- [WHAT TO DO]: In the listing that follows, copy out each line that includes the word "background".

[PROVIDED INFORMATION — start]

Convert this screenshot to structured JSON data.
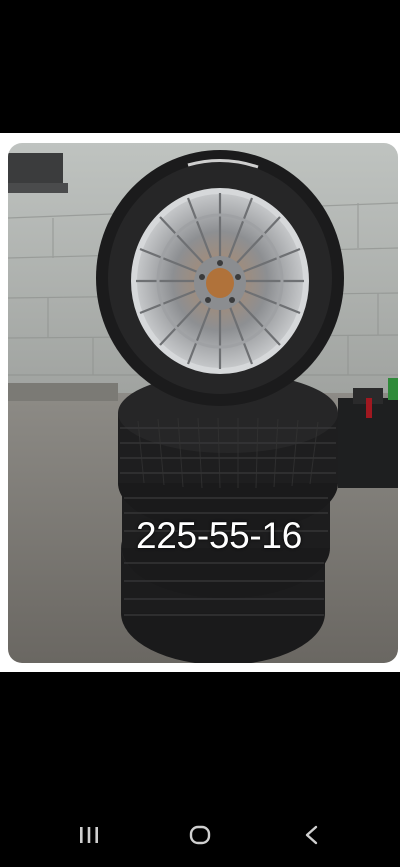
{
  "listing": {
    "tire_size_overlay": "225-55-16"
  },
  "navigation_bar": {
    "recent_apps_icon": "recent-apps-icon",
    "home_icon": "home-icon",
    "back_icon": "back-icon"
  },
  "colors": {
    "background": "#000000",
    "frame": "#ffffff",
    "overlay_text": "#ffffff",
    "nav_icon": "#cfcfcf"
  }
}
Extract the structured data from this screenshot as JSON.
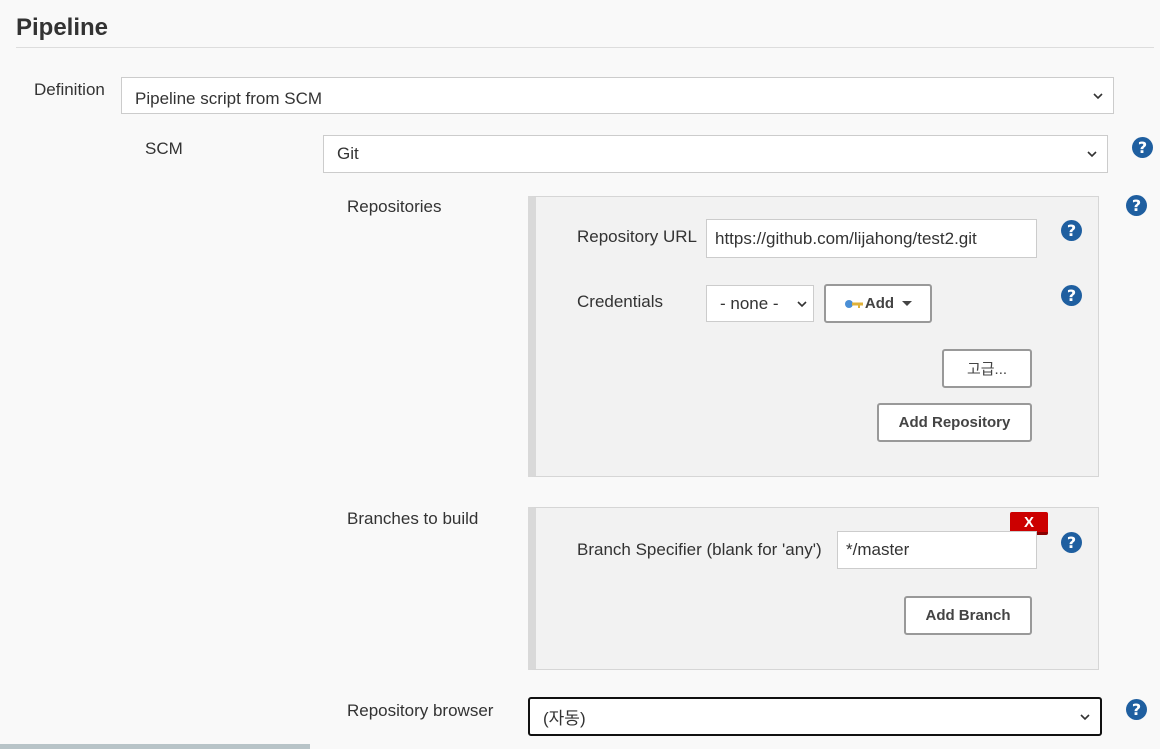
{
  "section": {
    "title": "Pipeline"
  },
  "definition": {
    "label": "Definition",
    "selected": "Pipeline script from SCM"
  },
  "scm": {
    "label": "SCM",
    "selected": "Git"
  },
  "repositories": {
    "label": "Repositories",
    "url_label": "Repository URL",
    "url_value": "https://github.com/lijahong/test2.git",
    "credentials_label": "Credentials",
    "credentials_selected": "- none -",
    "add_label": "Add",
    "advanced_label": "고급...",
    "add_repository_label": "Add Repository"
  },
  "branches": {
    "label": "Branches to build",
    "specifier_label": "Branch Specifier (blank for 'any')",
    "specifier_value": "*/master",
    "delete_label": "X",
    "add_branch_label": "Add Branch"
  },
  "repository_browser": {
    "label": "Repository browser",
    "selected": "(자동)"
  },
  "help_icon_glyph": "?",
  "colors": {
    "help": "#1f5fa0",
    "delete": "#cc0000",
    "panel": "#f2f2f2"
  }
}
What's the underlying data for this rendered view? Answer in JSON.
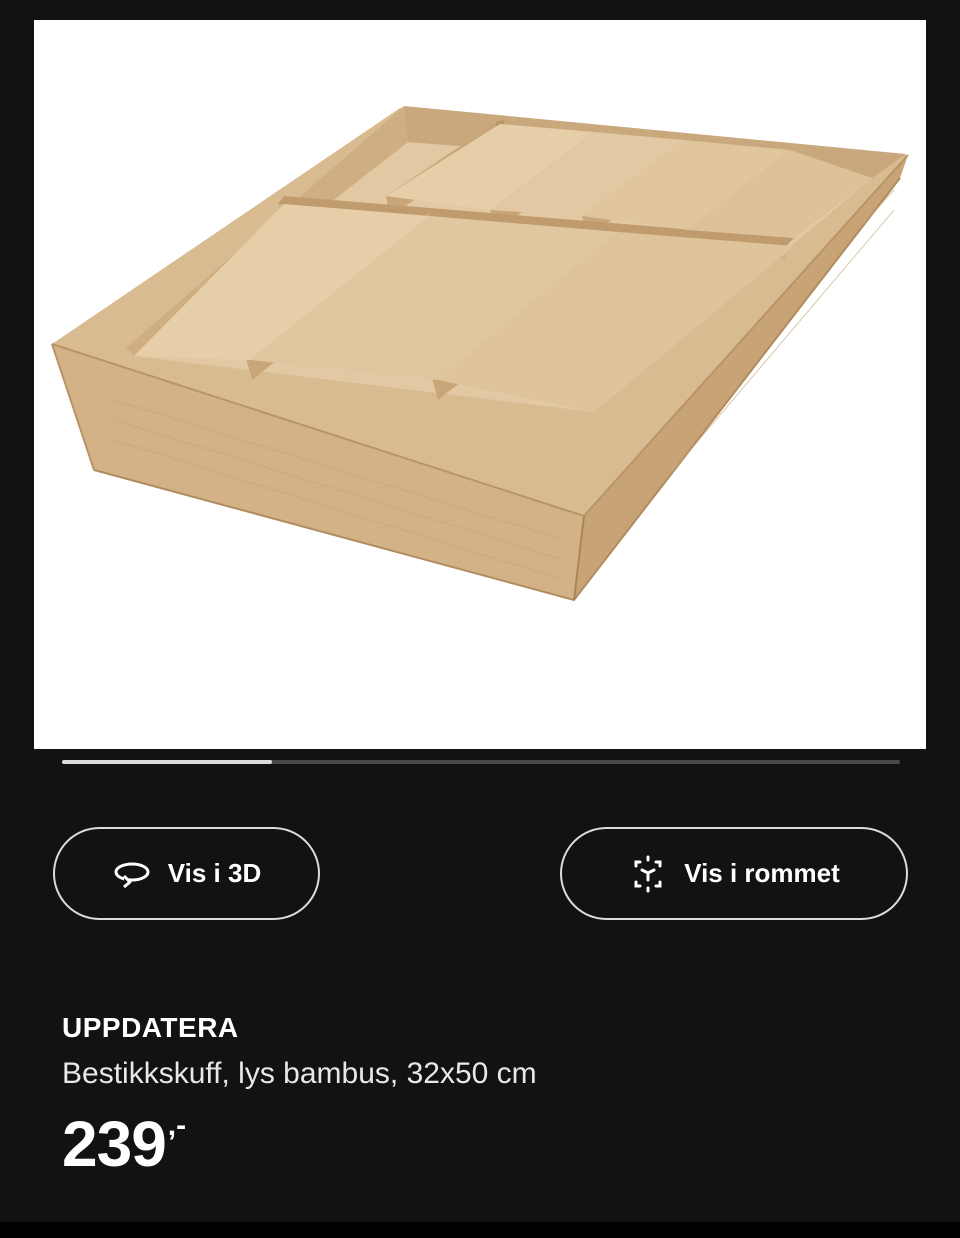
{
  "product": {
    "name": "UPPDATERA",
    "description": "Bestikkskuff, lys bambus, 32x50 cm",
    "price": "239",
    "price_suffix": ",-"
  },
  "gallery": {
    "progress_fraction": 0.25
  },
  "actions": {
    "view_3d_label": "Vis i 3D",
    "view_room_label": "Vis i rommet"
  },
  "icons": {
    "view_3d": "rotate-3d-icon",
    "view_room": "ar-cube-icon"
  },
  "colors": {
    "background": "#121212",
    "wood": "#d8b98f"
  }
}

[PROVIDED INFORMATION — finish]
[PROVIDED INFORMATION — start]

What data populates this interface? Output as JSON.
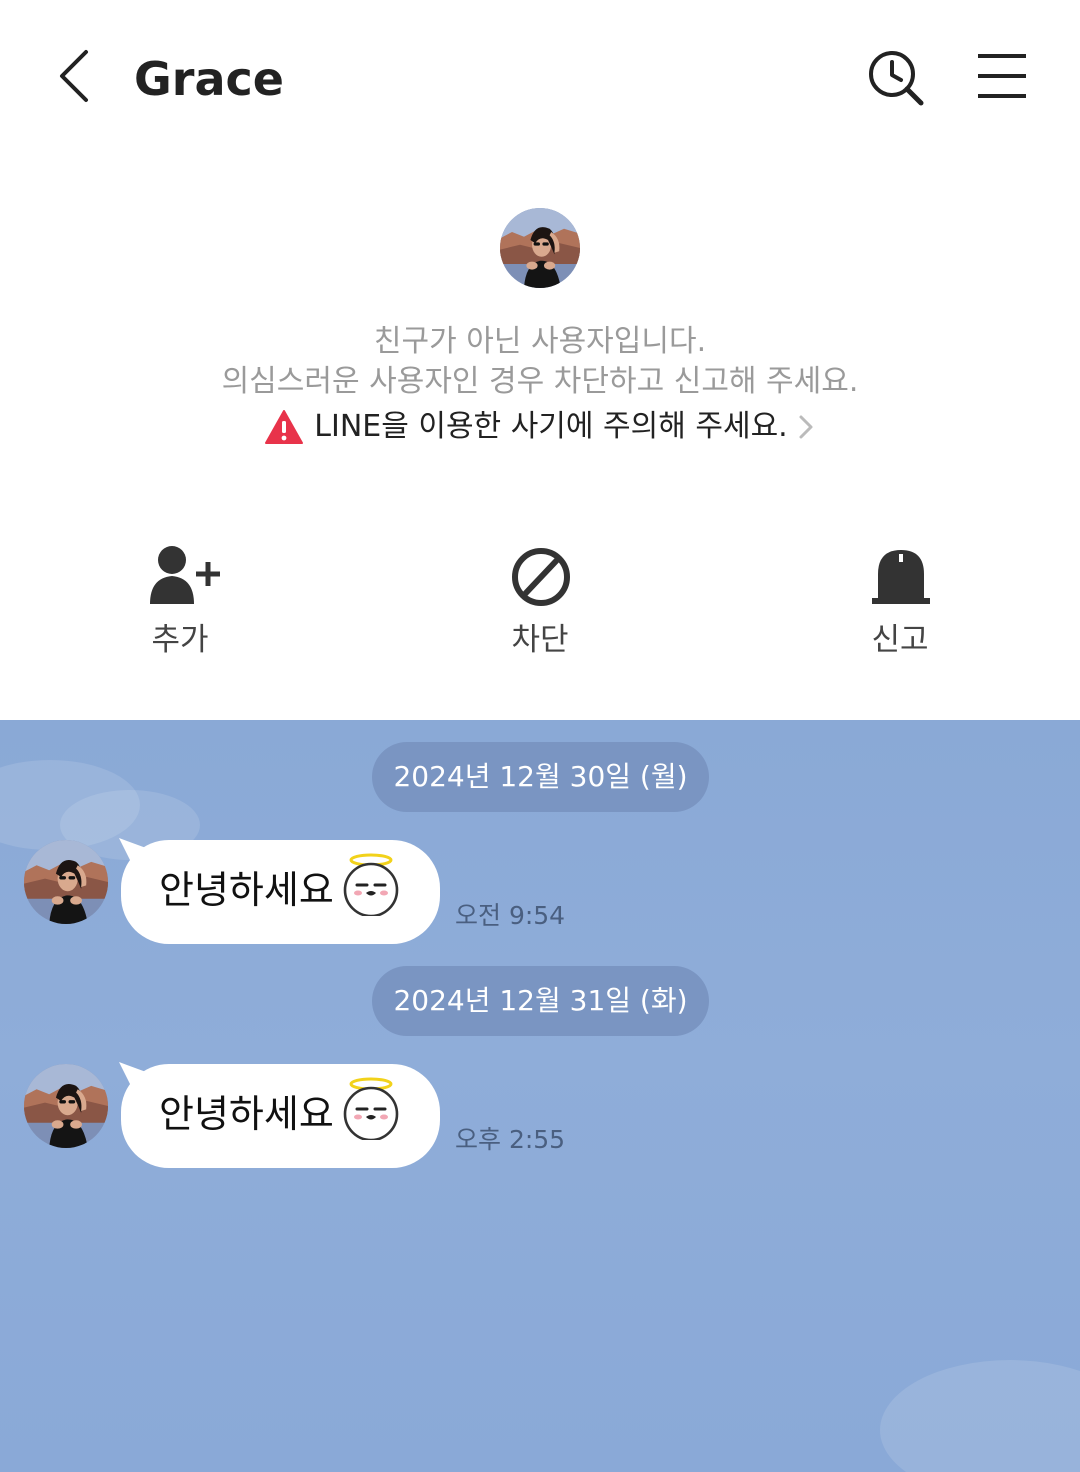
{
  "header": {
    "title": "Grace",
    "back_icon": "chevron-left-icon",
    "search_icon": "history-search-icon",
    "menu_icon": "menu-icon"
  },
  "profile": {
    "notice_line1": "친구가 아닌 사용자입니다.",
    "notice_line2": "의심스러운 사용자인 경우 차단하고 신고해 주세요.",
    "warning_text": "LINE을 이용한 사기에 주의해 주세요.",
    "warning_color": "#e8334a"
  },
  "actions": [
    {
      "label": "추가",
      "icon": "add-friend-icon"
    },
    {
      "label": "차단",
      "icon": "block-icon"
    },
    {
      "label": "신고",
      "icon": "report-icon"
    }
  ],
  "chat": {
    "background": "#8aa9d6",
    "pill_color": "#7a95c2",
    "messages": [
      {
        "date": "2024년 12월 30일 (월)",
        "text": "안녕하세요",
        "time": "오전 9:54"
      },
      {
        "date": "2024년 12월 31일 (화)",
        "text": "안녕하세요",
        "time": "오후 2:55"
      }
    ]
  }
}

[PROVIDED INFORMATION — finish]

- [RESULT FOR THIS EXERCISE]:
    "background": "#000000",
    "background": "#121212",
    "background": "#8aa9d6",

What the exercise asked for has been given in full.